Incidentally, the low scores in Israel were in the Arab sector, yet there has already been some political commentary that applauded the Arabs for trying their best and somehow sought to place the blame on the chareidi community. Vicious slander knows no limits….

In another story this week, a young man was injured by a lightning strike in the vicinity of Megiddo, near Kibbutz Ramat Hashofet. The unmistakable lesson is that life and death are determined exclusively by Hashem. The victim was a member of an elite unit in the army who went out to work and told his family that he would return later that afternoon, but instead he found himself in the emergency room in critical condition, after having been struck by lightning.

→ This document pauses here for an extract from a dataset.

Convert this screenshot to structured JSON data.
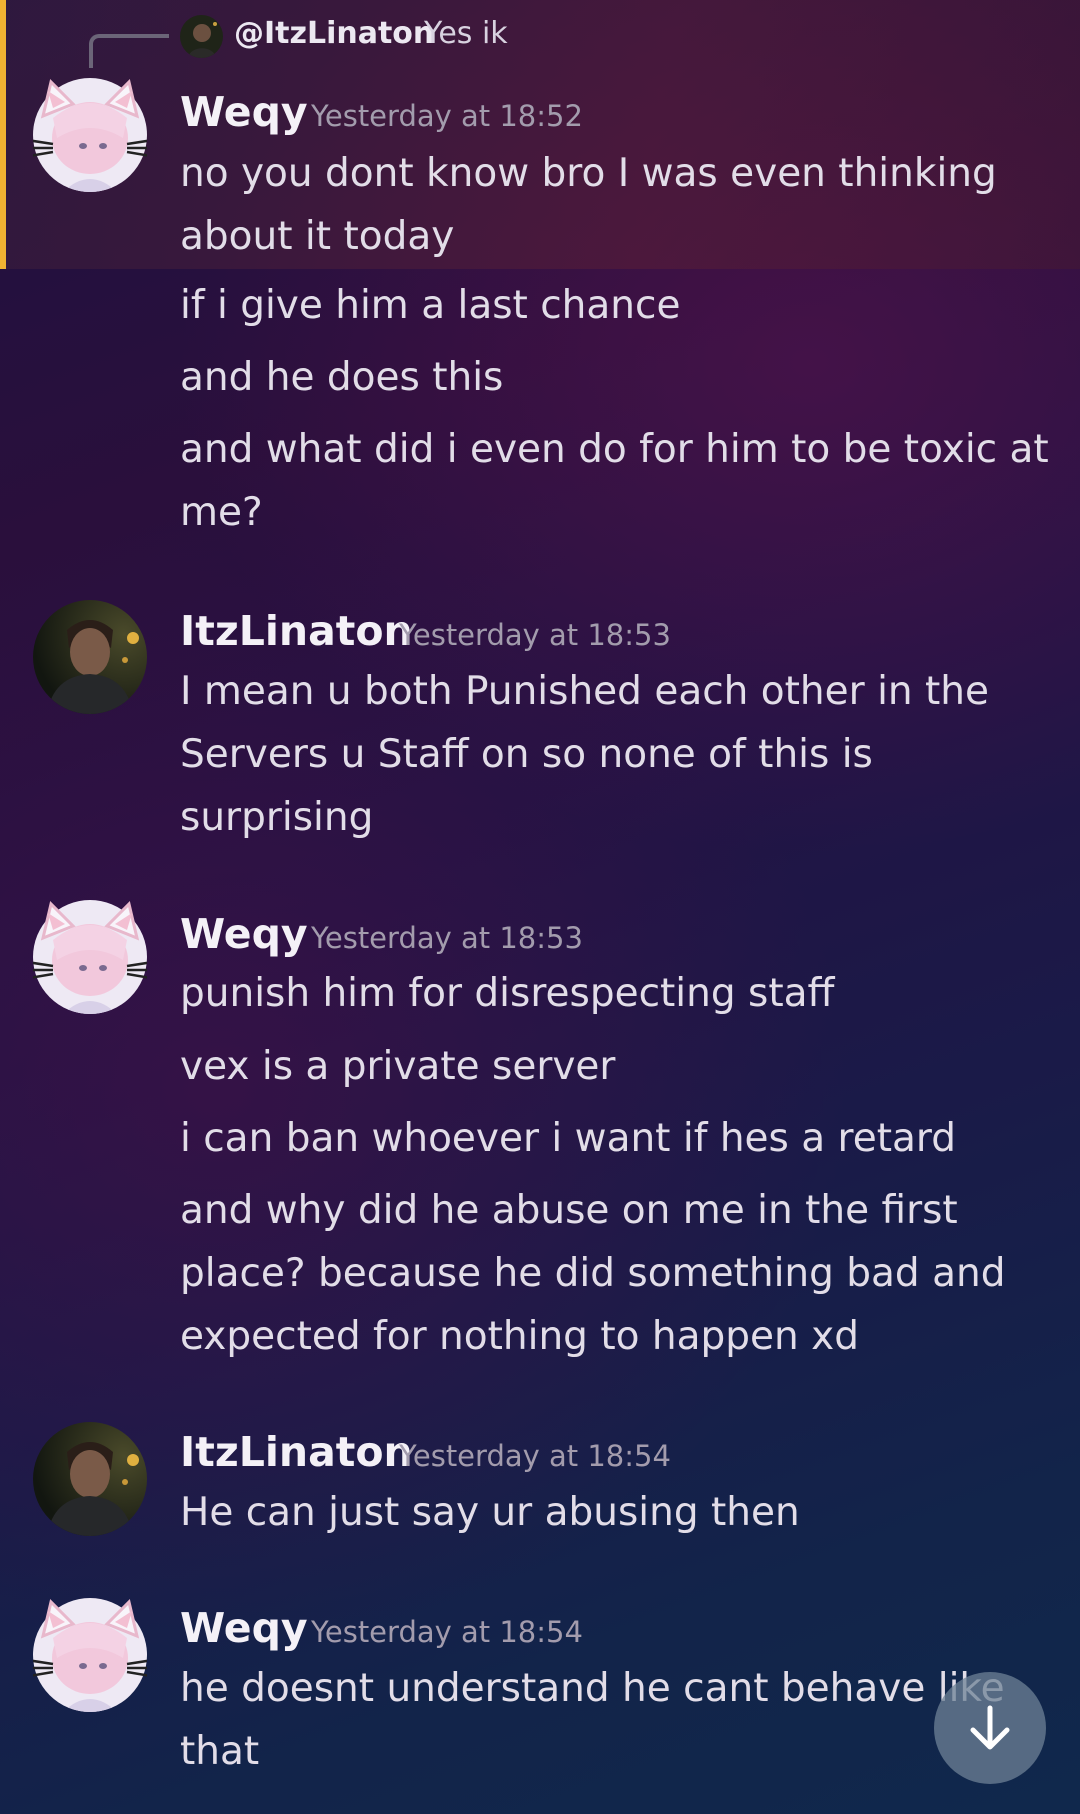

An Offer of Hospitality

Let us conclude with an anecdote that took place not long ago.

An unfamiliar yungerman appeared in our shul in Givat Shaul one day. I presumed that he was a newlywed who was temporarily renting an apartment in the neighborhood before moving on to Neve Yaakov in the best case scenario (in other words, if his father-in-law could not afford an apartment here), or perhaps to one of the less expensive areas, such as Nazareth Illit or Tel Tzion. The newcomer inquired about the various minyanim and learning sedorim in the shul and appeared pleased with all that it had to offer.

The next day, the newcomer approached one of the veteran residents of the neighborhood in a state of agitation. He revealed that he had been approached in the street by an elderly local resident who had discovered that he was a newcomer to Givat Shaul and had tried to help him settle in to his new surroundings. The elderly man had told his new acquaintance about a certain family to whom he could turn for assistance at any time and on any issue. He gave the young man the name of the family and their address, and he advised him strongly to avail himself of their largesse. “If you make yourself available to the father of the family,” he added, “the odds are very high that he will invite you for a meal.”

After the yungerman had concluded his story, the local resident he had approached was perplexed. “What was wrong about that?” he asked.

“It’s all very nice,” the yungerman said uncomfortably, “but I don’t think a person should conduct business with his neighbor’s heifer.”

“Meaning what?” the older resident asked him.

“Meaning that it isn’t exactly proper to offer someone else’s generosity.”

“Show me the man who spoke to you, and I will try to explain what happened,” the older resident offered.

At Mincha, the newcomer pointed to an elderly man and said, “That is the person who spoke to me.”

The man in whom he had confided began to laugh. “The person who gave you the advice and the head of that household are one and the same,” he informed the startled newcomer. “The elderly man was speaking about himself. He was describing his own family, and he was offering you his own hospitality!”